- appearing in the name of the food or usually associated with that name by the consumer (e.g. the meat in a 'shepherds pie')
- emphasised over other ingredients on the labelling in any way, e.g. by being pictured
- characterising a food where the nature of the food may otherwise be unclear as the result of the name used (e.g. a foreign name) or the food's appearance
A quantitative indication will not be required for an ingredient already quantified on the label under other provisions:
- where its drained net weight is given
- where a statement of its quantity is required under product-specific provisions (e.g. the fruit in jam)
- where the ingredient is a vitamin or mineral included in the nutrition declaration
There is also an exemption for ingredients that play a minor role in consumer choice. These ingredients may be mentioned in the name of the food, but the variation in their quantity is not a decisive factor for the nature of the product (e.g. the potato in a beef and potato pie).
Further exemptions concern:
- ingredients added for flavouring in small quantities (taken to be up to 2% in the UK)
- ingredients specifically permitted to be present in somewhat varying quantities (e.g. mixtures of vegetables)
- ingredients that are sweeteners or sugar, and are mentioned using one of these names in the food's name as a statutory requirement

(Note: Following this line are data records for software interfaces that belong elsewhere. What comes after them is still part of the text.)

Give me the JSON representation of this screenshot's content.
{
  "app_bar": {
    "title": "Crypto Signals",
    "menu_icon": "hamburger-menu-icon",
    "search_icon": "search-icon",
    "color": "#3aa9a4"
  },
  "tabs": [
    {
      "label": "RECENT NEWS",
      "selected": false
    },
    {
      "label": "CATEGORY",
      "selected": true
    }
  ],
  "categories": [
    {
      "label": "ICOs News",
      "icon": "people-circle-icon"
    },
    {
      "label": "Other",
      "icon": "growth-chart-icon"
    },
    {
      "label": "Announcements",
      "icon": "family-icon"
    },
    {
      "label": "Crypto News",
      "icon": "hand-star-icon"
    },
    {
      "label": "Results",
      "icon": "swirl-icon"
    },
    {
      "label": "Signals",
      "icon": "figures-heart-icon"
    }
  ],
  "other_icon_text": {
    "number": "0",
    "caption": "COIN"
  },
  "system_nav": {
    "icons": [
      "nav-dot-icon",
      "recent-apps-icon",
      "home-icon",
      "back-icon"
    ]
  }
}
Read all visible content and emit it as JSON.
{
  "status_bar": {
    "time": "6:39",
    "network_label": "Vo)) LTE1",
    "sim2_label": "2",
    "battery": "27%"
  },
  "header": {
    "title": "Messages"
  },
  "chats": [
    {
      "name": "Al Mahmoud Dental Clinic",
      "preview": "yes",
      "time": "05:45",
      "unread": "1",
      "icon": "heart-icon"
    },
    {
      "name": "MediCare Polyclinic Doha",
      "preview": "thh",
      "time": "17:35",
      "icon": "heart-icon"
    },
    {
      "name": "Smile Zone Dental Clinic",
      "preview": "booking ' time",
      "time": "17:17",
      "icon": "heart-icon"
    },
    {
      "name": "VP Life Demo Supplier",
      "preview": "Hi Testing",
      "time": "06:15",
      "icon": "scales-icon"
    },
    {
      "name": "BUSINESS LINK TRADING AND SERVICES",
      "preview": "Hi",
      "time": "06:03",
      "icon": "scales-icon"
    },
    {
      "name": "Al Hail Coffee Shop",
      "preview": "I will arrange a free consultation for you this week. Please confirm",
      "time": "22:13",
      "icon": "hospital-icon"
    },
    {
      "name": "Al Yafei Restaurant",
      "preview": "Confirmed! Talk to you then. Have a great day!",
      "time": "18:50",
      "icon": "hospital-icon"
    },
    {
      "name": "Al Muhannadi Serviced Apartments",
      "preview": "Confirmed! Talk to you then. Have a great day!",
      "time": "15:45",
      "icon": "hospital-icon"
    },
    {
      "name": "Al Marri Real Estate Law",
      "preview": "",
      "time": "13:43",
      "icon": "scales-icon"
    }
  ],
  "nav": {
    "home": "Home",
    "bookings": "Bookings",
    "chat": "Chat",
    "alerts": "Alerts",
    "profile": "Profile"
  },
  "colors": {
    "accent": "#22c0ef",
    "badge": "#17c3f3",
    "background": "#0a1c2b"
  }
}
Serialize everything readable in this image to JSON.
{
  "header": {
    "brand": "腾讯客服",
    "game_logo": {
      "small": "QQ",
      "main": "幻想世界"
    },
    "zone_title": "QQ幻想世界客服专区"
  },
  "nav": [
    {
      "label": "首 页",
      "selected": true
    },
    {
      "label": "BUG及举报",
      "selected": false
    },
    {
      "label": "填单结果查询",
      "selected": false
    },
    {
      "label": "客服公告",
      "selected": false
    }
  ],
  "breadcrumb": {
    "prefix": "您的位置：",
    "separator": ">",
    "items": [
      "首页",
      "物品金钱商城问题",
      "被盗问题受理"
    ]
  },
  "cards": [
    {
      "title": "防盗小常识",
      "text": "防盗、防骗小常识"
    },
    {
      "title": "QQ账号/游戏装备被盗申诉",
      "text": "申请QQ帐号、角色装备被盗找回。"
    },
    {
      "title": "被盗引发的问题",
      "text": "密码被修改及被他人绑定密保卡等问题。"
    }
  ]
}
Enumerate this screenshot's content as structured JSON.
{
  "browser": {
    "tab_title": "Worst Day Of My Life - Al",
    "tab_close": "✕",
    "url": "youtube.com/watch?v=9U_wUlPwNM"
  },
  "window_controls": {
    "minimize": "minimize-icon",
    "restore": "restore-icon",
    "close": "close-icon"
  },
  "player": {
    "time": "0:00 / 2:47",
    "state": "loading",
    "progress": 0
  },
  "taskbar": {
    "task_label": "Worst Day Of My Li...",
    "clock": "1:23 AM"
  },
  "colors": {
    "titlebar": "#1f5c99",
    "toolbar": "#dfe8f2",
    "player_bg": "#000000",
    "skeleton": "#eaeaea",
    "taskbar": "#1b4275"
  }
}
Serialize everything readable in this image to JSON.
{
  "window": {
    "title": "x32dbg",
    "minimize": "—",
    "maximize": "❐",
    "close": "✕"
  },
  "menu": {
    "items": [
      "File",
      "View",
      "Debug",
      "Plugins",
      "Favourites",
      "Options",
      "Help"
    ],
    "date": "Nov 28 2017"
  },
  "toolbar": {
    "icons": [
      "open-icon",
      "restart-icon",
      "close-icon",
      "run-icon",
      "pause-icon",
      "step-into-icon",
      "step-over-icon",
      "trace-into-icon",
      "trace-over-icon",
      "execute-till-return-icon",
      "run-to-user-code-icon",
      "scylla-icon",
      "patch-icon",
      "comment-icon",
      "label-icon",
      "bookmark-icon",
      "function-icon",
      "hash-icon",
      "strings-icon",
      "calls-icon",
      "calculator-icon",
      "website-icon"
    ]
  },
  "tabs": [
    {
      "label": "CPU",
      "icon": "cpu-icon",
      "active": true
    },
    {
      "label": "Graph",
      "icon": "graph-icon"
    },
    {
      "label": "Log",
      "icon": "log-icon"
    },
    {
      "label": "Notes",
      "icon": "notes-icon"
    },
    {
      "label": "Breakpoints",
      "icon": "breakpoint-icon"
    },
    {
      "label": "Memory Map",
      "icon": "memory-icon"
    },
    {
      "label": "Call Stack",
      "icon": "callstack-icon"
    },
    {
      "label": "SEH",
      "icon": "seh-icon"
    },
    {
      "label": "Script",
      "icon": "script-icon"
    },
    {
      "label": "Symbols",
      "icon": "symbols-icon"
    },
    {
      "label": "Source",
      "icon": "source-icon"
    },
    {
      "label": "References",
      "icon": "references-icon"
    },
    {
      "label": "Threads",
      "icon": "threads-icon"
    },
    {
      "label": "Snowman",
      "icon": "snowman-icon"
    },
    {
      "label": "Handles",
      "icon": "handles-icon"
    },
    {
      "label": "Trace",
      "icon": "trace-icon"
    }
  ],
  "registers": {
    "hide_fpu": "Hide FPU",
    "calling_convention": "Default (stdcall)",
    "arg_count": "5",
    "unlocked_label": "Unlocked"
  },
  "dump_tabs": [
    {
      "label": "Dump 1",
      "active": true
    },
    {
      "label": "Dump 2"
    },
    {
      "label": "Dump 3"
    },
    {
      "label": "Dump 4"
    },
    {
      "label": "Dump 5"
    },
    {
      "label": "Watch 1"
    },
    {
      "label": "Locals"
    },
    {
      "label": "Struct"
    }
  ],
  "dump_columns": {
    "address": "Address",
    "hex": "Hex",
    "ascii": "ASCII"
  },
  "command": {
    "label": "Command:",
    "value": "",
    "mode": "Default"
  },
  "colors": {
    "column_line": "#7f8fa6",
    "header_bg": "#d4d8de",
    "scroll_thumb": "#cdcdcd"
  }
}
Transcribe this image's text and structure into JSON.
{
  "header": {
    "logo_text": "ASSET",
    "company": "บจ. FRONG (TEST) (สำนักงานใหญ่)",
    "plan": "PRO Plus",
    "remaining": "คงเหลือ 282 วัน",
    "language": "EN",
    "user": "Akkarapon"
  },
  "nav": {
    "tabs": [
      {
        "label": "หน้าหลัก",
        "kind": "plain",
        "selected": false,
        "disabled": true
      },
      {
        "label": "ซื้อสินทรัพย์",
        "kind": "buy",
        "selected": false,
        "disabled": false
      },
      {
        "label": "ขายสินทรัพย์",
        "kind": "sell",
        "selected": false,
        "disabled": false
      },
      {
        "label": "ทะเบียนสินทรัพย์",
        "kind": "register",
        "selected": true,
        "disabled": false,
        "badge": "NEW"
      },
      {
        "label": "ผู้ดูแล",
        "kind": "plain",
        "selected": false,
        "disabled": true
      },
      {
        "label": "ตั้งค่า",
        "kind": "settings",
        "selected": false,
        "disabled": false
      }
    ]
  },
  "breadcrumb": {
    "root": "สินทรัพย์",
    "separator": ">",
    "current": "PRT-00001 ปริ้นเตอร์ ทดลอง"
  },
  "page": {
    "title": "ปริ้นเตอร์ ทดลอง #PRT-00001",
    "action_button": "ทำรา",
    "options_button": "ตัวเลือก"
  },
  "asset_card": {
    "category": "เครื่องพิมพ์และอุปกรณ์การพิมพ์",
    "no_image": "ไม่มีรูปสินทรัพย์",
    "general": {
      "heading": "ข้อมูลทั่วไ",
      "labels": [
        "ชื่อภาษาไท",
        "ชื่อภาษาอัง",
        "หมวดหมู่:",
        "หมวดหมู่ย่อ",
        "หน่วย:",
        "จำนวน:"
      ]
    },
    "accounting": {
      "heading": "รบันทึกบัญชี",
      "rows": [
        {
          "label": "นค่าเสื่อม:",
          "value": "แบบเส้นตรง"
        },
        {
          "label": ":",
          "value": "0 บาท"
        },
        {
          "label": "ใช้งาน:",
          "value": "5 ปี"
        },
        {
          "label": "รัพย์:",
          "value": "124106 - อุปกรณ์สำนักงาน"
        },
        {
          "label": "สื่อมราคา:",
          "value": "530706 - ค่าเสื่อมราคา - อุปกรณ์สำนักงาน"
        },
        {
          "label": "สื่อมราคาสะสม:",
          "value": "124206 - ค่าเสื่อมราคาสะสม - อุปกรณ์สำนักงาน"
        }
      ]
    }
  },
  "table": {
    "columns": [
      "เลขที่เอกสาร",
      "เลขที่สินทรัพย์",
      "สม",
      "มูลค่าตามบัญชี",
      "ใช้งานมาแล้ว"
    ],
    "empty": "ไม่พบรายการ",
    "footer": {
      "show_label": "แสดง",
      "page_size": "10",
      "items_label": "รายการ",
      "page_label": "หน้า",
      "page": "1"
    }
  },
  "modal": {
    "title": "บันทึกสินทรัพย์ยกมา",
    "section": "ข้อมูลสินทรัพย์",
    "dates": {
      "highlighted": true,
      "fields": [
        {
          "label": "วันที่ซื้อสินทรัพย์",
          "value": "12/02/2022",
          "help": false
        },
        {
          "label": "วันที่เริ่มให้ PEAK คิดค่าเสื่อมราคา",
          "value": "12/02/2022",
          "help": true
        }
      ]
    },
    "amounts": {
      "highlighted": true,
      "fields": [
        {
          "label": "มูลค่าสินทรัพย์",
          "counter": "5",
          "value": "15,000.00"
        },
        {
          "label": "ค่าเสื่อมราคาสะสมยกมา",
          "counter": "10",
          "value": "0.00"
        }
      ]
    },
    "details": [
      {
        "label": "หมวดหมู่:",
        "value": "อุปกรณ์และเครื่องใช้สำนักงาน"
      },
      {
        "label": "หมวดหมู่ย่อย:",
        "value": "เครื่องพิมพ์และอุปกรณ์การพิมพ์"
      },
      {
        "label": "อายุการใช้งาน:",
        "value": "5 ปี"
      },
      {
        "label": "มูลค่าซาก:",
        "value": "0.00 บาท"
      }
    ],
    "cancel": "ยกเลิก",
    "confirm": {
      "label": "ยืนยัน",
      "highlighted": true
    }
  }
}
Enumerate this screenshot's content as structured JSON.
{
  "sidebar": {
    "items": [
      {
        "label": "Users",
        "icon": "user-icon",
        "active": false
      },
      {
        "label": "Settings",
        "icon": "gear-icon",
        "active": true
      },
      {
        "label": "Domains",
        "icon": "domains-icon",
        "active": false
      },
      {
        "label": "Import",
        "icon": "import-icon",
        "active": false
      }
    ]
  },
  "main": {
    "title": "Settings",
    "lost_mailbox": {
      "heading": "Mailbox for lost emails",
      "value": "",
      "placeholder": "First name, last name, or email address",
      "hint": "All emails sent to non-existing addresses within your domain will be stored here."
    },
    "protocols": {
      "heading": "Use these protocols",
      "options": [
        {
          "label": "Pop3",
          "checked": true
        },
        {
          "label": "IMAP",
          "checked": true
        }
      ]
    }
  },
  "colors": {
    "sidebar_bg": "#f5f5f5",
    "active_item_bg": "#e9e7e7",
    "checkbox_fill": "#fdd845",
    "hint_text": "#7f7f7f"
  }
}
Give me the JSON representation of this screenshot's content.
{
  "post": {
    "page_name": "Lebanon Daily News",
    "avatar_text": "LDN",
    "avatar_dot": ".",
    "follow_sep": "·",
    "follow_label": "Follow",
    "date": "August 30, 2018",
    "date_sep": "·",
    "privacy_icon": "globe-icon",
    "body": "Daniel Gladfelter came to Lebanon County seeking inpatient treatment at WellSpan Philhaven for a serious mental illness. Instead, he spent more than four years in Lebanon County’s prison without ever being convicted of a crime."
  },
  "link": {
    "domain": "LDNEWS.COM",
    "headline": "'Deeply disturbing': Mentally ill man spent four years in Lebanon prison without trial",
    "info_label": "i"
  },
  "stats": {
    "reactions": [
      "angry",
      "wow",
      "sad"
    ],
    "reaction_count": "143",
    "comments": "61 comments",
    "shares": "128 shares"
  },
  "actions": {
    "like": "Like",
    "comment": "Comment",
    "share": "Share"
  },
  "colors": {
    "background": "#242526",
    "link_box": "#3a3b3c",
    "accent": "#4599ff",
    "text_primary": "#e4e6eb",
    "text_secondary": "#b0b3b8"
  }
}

Where foods lose moisture during processing, the quantitative indication should be calculated as the weight of the ingredient divided by the finished weight of the product, i.e. taking into account only the residual water in the product. Where this would lead to a value of more than 100%, the weight of the ingredient used to prepare 100g of the finished product should be stated instead.
Indications for volatile ingredients should be calculated from ingoing amount and finished product weight.
Indications for ingredients that are in concentrated or dehydrated form can be on the basis of the pre-concentrated or pre-dehydrated form.
Indications for ingredients in foods that must be reconstituted can be on the basis of their proportion in the reconstituted product.